## TASK DESCRIPTION:
Filter the lines below, copying only those with the string "TRUFA".

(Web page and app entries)

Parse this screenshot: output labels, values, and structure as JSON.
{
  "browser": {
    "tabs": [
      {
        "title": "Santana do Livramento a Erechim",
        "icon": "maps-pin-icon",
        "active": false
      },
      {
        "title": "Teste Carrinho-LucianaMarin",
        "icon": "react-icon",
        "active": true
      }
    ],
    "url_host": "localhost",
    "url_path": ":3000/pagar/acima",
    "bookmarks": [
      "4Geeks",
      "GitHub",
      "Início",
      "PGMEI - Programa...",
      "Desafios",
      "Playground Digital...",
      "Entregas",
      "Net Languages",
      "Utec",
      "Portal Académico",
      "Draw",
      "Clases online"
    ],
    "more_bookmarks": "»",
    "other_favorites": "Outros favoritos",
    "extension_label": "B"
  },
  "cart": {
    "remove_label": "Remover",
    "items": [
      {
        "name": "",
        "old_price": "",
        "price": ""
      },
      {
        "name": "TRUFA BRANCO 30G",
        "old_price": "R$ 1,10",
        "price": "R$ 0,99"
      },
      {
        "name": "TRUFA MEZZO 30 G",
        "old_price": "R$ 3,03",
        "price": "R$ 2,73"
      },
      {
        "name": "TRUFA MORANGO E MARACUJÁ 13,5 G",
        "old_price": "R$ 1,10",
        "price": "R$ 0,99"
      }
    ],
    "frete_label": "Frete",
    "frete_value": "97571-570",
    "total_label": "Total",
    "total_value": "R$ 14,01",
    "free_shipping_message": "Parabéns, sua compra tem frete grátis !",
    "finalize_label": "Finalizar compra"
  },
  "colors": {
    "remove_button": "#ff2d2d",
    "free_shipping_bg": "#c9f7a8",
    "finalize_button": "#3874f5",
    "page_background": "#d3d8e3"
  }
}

## RESULT OF THE TASK:
        "name": "TRUFA BRANCO 30G",
        "name": "TRUFA MEZZO 30 G",
        "name": "TRUFA MORANGO E MARACUJÁ 13,5 G",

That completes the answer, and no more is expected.